Is this the inevitable consequence of living in a dying empire? Does late-stage capitalism, as some call it, create the conditions for such spiritless and selfish behavior? Our culture engenders a sense of entitlement and frivolousness, but it also produces self-loathing conditions and blame in a typical contradictory fashion. Capitalism simultaneously tells people they’re special and insignificant — a true mindfuck, one that millions of people cope with by abusing drugs and alcohol. It’s the only way out, so they believe.
To be honest, I think this country would benefit greatly if every American adult were forced to live in Syria, Iraq, or Afghanistan for a year as soon as they turned eighteen years old, building hospitals and schools, tending to refugees, and learning about local history and culture. Not only would Americans pick up some crucial life lessons (humility, gratitude, — they’d also get a firsthand account of what U.S. foreign policy is all about, the true consequences of war (where most of our tax dollars are going). A win-win, in my view.
For me, this isn’t about punishment. It’s about our collective responsibility as Americans to snap out of our malaise and use our bountiful financial and material resources in a way that benefits everyone, not just the super-rich. Just like the Congolese don’t choose to pop out of their mothers in the midst of a civil war, Americans don’t choose to be born in an empire, yet here we are, living in the world’s largest and richest superpower (for now). As such, we have a responsibility to the people around the world whose lives, countries, and cultures have been destroyed largely due to our government’s actions (or inactions).
This doesn’t mean we should hang our heads and drown in guilt — it’s a simple recognition that we have a national and collective responsibility to millions of people around the world who’ve endured genuine tragedies far worse than 99.99% of Americans can even begin to fathom. In the meantime, Americans should at least gain a little perspective. It’s the least we can do.

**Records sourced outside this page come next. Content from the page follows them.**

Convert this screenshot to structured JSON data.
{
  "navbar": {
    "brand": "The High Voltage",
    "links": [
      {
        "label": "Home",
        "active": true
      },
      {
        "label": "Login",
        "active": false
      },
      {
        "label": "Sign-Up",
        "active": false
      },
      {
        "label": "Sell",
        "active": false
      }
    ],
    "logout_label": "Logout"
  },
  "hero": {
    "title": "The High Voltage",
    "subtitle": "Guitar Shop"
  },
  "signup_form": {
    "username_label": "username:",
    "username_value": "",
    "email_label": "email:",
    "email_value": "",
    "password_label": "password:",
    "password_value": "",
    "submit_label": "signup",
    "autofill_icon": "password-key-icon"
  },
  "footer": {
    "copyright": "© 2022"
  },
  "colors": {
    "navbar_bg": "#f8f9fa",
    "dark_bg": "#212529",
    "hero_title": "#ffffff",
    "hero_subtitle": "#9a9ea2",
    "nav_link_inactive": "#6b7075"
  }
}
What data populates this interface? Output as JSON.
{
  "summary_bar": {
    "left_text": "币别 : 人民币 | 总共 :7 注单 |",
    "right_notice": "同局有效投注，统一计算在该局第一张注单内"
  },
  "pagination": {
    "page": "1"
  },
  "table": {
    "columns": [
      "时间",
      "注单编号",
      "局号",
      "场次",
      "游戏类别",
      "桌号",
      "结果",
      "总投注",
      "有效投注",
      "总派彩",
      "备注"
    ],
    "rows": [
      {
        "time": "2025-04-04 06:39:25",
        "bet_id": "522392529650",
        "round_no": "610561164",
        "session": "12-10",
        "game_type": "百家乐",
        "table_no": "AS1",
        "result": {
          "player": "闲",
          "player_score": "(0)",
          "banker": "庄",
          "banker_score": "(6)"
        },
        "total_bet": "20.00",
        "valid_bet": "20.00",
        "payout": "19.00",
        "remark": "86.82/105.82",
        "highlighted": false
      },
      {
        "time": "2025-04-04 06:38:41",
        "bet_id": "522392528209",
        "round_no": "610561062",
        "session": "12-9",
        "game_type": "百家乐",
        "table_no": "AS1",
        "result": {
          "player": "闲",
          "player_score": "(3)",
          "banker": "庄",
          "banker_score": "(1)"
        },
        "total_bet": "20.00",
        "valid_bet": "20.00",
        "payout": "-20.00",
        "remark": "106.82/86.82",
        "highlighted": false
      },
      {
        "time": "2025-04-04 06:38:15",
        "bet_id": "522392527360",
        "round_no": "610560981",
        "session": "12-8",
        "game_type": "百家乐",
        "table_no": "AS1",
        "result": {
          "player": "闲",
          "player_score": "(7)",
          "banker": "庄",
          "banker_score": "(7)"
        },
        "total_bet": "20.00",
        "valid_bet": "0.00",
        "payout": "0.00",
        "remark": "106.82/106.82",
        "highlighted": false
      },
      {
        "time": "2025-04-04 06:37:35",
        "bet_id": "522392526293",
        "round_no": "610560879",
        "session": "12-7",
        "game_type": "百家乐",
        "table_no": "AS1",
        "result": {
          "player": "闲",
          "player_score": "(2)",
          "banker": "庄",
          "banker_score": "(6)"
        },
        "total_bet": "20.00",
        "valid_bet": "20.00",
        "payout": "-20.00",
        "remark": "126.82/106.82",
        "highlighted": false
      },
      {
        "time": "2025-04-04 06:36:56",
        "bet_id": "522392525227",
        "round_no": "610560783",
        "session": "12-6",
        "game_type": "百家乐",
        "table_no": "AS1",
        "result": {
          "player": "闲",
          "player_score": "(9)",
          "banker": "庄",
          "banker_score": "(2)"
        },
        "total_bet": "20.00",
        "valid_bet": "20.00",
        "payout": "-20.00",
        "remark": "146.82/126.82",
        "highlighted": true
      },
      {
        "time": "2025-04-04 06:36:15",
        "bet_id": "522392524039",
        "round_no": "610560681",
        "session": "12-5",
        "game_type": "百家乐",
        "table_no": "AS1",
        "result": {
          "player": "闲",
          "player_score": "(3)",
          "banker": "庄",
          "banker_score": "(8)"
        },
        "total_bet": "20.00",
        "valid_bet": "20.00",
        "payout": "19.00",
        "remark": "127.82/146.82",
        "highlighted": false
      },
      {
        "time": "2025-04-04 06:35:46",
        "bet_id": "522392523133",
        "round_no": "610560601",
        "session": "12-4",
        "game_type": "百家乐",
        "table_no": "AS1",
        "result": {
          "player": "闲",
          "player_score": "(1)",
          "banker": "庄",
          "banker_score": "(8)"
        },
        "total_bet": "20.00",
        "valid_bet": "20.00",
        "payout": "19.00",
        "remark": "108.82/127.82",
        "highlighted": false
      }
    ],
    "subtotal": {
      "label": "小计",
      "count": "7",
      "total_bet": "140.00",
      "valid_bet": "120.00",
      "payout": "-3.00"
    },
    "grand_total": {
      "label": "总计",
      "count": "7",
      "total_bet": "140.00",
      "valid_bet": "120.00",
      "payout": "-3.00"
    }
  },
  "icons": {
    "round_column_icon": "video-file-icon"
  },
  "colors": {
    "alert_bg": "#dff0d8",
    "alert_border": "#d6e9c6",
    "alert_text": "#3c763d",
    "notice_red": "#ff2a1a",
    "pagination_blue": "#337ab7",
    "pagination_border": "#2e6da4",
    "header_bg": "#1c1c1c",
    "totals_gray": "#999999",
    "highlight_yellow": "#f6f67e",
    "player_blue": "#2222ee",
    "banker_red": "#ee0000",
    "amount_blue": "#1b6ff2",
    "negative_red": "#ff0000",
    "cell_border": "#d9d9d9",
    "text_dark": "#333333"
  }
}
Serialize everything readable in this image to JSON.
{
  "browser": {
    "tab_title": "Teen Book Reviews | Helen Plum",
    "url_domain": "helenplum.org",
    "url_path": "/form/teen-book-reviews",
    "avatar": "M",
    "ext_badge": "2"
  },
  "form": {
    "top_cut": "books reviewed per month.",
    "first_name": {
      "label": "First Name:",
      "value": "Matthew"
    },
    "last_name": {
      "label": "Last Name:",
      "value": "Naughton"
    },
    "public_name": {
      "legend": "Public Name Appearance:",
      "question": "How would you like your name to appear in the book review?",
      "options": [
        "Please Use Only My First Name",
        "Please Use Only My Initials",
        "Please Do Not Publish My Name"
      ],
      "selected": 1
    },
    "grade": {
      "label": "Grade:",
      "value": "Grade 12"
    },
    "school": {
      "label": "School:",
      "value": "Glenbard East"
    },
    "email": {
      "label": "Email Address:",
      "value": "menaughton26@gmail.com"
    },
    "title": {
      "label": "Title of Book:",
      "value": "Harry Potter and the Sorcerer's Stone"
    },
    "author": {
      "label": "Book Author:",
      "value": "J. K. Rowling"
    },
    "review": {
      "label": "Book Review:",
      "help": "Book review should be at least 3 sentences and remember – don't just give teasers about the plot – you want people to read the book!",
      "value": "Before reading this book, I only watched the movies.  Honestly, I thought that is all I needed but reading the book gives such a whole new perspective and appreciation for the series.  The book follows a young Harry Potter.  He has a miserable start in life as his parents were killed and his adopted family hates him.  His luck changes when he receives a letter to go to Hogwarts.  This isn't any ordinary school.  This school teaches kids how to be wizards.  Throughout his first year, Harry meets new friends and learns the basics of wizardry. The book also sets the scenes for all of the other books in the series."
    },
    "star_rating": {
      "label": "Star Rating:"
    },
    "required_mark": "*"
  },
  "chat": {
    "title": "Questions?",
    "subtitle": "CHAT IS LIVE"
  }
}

Vincent Emanuele is a writer, antiwar veteran, and interviewer. He is the co-founder of PARC | Politics Art Roots Culture Media and the PARC Community-Cultural Center in Michigan City, Indiana. Vincent is a member of Veterans For Peace and OURMC | Organized & United Residents of Michigan City. He is also a member of Collective 20. He can be reached at firstname.lastname@example.org